I have, &c., J. G. Blaine, Esq.
Sir J. Pauncefote to the Marquess of Salisbury.—(Received
December 30.) My LORD,
Washington, December 19, 1890. I have the honour to transmit herewith a printed copy of a note which I received on the 17th instant from the Secretary of State.
It contains the reply of the United States' Government to your Lordship's despatch of the 2nd August last, offeriog on behalf of Her Majesty's Government to submit to arbitration the question of the legality of the recent seizures of British sealing-vessels in the Behring Sea by United States' revenue cruisers.
The voluminous character of this note precludes any attempt to give even a brief abstract of its contents within the limits of a despatch.

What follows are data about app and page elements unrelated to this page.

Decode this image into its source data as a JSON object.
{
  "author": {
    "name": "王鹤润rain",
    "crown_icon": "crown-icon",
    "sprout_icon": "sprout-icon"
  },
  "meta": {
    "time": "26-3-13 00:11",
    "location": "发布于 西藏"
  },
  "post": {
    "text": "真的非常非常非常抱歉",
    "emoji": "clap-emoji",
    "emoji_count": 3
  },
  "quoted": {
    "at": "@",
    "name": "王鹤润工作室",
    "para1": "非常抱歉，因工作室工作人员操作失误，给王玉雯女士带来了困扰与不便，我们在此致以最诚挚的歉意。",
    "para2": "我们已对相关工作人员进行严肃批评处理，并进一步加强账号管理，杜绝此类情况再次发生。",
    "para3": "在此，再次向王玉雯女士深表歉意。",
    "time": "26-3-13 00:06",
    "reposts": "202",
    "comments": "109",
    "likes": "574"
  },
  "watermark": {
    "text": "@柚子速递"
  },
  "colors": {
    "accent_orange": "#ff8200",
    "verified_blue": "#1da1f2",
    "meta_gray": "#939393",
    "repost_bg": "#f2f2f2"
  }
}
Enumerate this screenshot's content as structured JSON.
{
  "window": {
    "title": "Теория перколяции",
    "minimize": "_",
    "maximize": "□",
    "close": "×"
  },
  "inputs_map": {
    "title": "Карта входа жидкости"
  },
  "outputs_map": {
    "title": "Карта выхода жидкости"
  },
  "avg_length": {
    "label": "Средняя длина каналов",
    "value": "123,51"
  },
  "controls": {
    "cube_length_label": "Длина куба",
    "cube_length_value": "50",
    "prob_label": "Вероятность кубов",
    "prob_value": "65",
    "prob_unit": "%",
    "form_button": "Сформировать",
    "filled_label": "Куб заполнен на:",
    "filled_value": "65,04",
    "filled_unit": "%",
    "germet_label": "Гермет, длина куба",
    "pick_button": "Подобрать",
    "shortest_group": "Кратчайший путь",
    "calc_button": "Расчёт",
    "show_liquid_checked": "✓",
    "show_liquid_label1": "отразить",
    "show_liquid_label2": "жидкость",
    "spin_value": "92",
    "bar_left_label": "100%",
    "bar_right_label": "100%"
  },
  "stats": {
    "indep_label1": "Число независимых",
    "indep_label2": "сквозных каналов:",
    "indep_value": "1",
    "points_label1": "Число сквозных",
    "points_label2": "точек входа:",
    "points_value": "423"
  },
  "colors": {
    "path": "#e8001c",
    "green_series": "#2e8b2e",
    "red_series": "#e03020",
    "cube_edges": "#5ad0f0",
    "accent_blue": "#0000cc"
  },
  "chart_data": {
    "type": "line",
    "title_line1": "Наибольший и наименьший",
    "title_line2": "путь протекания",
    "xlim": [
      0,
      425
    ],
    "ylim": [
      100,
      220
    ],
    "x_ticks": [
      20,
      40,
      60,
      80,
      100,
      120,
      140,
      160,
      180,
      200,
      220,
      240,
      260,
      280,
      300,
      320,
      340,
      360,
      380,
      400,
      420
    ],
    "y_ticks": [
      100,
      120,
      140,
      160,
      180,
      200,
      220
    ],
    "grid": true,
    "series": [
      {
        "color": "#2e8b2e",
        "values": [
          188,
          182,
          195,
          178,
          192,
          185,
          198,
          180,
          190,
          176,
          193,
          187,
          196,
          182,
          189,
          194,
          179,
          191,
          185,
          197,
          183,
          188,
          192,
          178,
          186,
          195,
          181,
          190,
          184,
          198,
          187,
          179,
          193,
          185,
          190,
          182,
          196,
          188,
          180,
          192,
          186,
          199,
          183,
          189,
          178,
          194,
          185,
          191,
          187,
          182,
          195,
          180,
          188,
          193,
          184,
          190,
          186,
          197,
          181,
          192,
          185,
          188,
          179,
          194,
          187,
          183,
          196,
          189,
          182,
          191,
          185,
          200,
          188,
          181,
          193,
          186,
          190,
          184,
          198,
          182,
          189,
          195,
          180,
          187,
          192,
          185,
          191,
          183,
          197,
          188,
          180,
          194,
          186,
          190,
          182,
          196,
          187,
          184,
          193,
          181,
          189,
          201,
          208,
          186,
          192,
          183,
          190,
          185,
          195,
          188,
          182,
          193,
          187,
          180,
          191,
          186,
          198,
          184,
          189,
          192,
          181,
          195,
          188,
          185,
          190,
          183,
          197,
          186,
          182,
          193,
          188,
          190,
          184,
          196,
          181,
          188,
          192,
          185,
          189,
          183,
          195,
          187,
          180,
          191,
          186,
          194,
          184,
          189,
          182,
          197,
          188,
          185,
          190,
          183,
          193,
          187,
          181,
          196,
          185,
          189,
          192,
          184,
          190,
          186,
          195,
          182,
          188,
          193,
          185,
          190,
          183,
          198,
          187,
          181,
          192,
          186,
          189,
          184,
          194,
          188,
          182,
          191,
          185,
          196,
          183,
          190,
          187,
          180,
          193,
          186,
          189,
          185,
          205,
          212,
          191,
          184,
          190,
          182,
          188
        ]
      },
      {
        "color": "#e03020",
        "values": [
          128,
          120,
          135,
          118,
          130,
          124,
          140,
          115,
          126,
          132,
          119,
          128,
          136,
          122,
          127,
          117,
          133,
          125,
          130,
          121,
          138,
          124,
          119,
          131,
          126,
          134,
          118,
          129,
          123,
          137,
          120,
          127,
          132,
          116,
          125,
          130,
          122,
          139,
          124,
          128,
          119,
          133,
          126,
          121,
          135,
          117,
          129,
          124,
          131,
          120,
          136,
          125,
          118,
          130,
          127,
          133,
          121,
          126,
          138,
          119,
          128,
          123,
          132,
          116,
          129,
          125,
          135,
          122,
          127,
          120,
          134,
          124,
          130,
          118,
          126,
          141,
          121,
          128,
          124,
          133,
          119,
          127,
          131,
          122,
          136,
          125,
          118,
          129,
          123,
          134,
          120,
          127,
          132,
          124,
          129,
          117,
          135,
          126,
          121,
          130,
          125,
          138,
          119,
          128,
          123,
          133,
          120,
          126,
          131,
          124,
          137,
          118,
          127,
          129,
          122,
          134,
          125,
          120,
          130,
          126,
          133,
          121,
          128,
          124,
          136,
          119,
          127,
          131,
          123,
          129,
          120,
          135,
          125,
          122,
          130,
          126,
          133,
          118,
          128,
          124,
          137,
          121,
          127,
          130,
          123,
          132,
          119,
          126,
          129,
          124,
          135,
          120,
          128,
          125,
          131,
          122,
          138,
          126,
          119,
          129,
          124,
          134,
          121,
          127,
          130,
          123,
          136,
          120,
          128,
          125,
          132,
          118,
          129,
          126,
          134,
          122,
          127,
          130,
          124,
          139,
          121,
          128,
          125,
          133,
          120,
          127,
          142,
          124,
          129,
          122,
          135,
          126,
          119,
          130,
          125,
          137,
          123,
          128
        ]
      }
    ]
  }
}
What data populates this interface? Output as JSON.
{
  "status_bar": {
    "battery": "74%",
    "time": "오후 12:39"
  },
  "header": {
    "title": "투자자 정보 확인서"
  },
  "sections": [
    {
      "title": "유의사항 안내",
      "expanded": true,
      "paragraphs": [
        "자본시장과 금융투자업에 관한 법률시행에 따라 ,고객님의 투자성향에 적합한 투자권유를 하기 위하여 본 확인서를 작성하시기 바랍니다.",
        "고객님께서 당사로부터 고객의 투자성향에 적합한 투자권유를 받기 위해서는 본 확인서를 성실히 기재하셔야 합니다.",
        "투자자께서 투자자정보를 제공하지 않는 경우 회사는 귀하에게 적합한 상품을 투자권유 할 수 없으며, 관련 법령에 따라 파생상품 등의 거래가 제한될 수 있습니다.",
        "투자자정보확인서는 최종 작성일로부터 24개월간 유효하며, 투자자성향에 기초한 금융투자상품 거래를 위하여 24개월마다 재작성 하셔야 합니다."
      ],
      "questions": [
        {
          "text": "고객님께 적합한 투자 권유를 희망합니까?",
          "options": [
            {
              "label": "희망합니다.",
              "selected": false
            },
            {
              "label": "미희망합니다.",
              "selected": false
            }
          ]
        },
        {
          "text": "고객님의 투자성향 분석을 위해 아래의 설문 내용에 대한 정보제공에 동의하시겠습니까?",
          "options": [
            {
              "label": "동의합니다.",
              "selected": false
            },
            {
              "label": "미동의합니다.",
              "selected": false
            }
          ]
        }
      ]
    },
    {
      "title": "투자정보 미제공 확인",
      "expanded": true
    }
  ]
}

Its main feature, however, is that while the United States' Government decline to submit to arbitration the real question in controversy, namely, the legality of the seizures of British vessels in the Behring Sea outside of territorial waters, they express their willingness to submit to arbitration certain historical and political questions which, in my humble opinion, would raise false issues, however pertinent they may be as supplying materials for argument in support of the American contention. For, even if all those questions were decided in favour of the United States, it would not follow that the seizures were justified, or that the claim of the
United States to the control of any part of the Behring Sea outside of territorial waters could be supported by international law.
I have, &c., The Marquess of Salisbury.
(Inclosure.)- Mr. Blaine to Sir J. Pauncefote.
Department of State, Washington, December 17, 1890. Your note of the 12th August, which I acknowledged on the 1st September, inclosed a copy of a despatch from the Marquess of Salisbury, dated the 2nd August, in reply to my note of the 30th Jume.
The considerations advanced by his Lordship have received the careful attention of the President, and I am instructed to insist upon the correctness and validity of the position which has been earnestly advocated by the Government of the United States in defence of American rights in the Behring Sea.
Legal and diplomatic questions, apparently complicated, are often found, after prolonged discussion, to depend on the settlement of a single point. Such, in the judgment of the President, is the position in which the United States and Great Britain find themselves in the pending controversy touching the true construction of the Russo-American and Anglo-Russian Treaties of 1824 and 1825, Great Britain contends that the phrase "Pacific Ocean," as used in the Treaties, was intended to include, and does include, the body of water which is now known as the Behring Sea. The United States contends that the Behring Sea was not mentioned, or even referred to, in either Treaty, and was in no sense included in the phrase " Pacific Ocean.” If Great Britain can maintain her position that the Behring Sea at the time of the Treaties with Russin of 1824 and 1825 was included in the Pacific Ocean, the Government of the United States has no well-grounded complaint against her. If, on the other hand, this Government can prove beyond all doubt that the Behring Sea, at the date of the Treaties, was understood by the three Signatory Powers to be a separate body of water, and was not included in the phrase “ Pacific Ocean,” then the American case against Great Britain is complete and undeniable.
The dispute prominently involves the meaning of the phrase north-west coast,” or “north-west coast of America.” Lord Salisbury assumes that the “north-west coast” has but one meaning, and that it includes the whole coast stretching northward to the Behring Straits. The contention of this Government is that by long prescription the “north-west coast” means the coast of the Pacific Ocean, south of the Alaskan Peninsula, or south of the